▶ **Instructions for the task**
Extract, from the records beneath this instruction, each line that contains the word "image".

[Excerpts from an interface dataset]
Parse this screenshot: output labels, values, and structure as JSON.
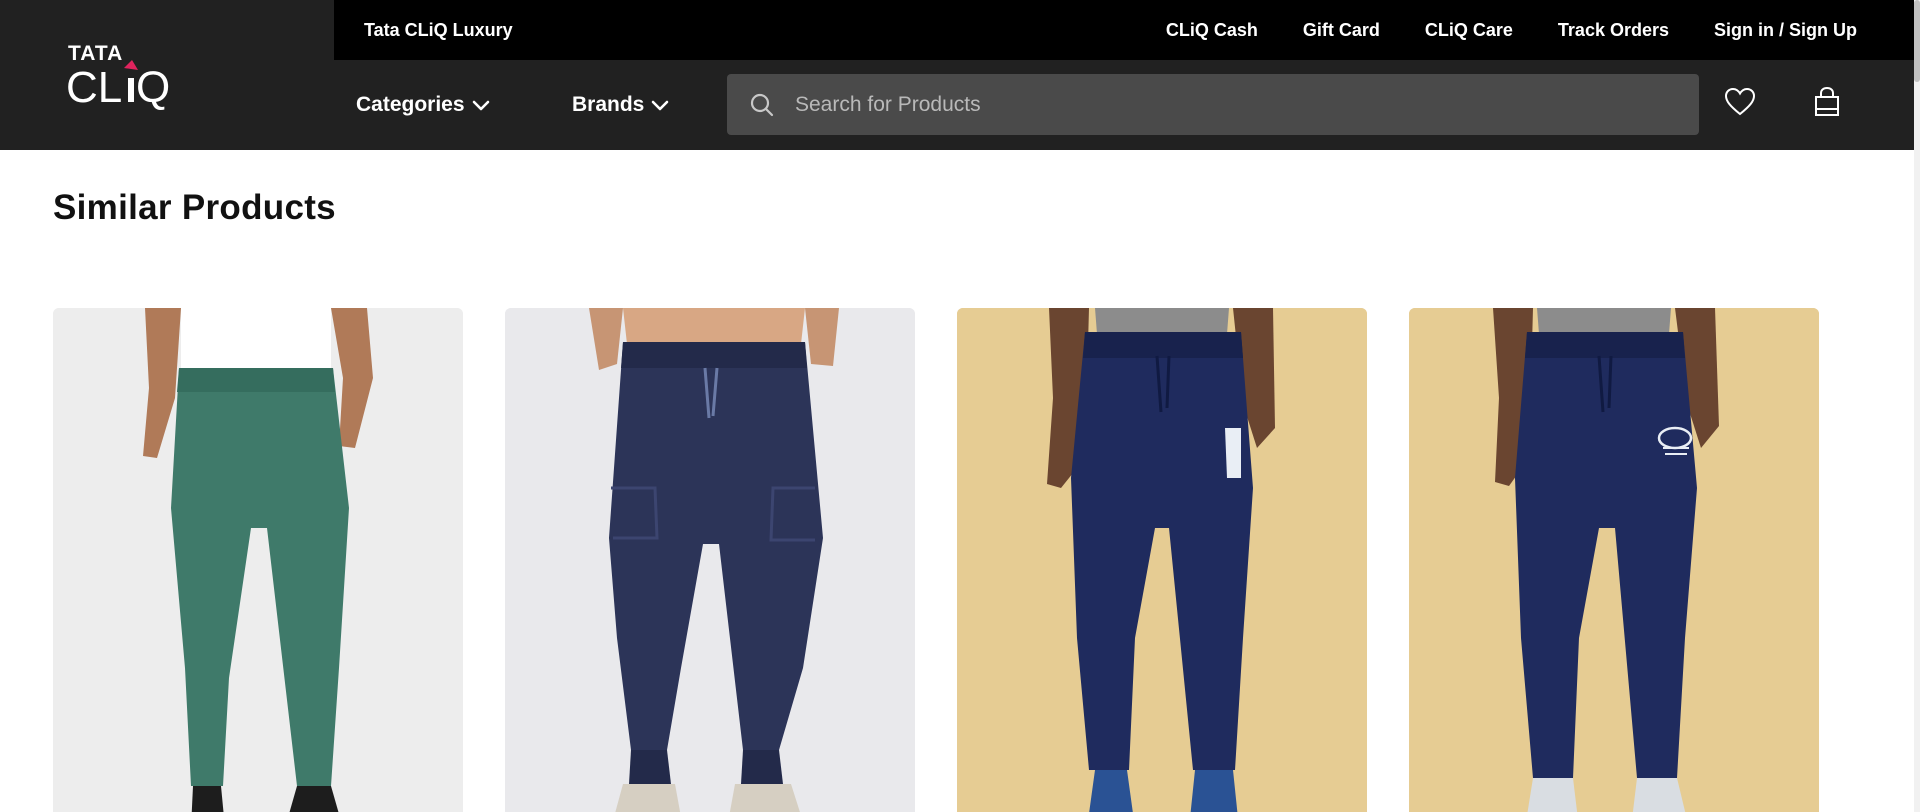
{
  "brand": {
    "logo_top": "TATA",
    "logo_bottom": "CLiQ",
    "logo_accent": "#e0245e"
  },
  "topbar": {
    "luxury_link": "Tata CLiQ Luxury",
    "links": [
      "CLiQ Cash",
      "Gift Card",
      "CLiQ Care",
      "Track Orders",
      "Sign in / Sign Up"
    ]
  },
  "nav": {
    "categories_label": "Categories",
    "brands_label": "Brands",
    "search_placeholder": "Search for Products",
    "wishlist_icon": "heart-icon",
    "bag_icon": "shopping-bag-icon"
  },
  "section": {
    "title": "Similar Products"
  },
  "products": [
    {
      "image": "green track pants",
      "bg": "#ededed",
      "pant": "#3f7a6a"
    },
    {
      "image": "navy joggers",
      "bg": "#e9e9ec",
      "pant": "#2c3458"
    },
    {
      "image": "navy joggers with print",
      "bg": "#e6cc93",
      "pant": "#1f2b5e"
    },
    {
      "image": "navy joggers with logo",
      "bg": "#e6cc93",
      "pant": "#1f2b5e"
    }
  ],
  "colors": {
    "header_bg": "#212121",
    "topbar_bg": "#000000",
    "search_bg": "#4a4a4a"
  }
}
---
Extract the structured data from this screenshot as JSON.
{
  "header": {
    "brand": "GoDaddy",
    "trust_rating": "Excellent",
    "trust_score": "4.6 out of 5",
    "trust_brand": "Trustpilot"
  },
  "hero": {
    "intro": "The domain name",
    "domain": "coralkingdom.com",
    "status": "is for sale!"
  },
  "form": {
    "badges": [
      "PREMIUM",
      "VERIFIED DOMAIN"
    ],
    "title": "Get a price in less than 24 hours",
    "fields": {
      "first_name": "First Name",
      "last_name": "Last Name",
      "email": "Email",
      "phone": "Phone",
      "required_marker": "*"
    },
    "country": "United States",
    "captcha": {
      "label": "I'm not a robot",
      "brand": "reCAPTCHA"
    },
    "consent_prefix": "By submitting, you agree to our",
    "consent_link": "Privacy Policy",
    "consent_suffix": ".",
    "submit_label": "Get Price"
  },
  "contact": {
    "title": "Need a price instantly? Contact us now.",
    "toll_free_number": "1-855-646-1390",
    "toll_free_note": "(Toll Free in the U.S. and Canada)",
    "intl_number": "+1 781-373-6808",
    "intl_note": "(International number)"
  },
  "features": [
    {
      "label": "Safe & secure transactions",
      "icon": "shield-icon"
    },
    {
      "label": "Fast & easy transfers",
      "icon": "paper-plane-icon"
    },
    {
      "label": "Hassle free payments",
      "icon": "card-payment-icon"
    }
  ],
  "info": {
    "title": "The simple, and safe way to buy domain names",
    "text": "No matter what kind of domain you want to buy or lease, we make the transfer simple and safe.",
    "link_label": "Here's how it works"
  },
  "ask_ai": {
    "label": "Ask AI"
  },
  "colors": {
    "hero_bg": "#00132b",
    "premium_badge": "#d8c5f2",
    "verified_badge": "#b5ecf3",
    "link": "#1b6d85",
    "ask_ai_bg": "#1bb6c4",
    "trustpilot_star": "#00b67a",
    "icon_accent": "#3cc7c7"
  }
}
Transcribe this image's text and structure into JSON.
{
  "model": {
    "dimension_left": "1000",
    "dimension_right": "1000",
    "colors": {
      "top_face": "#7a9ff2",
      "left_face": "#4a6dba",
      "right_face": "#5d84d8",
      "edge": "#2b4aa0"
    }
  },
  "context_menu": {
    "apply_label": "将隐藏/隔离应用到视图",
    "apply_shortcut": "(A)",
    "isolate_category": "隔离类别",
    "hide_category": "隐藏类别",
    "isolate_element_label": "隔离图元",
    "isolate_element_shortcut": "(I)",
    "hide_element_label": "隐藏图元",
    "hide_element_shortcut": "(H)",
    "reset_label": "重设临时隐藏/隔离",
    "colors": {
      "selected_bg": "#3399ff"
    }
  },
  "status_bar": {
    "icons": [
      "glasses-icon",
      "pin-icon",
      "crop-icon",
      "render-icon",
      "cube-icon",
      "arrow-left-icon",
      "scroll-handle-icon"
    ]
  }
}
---
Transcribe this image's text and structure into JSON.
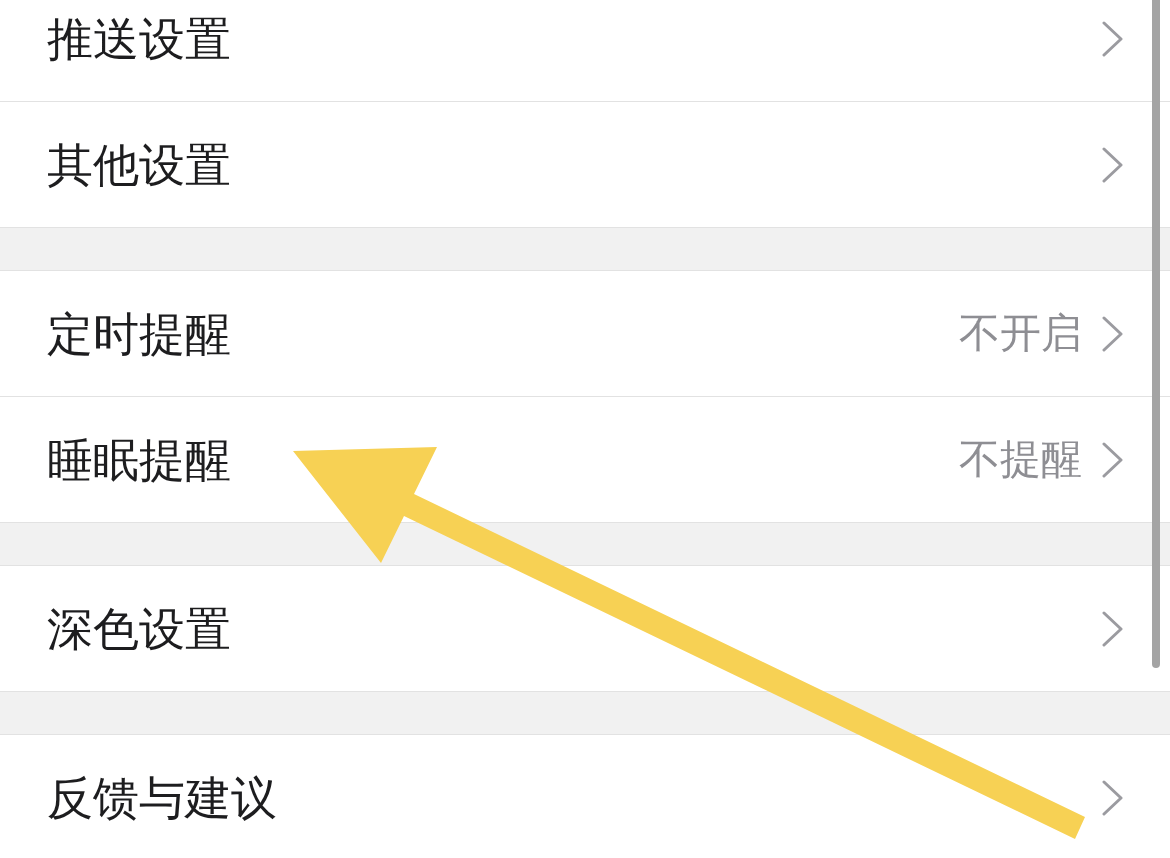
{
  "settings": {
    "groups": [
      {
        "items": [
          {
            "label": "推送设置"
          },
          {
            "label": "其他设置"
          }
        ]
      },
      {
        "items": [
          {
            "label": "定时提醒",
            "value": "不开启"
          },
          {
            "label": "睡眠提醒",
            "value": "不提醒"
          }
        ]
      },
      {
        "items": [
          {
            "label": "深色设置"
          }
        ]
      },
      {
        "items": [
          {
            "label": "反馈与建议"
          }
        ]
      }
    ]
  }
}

▶ **Task answer**
      "image": "green track pants",
      "image": "navy joggers",
      "image": "navy joggers with print",
      "image": "navy joggers with logo",
Transcribe this image's text and structure into JSON.
Transcribe this image's text and structure into JSON.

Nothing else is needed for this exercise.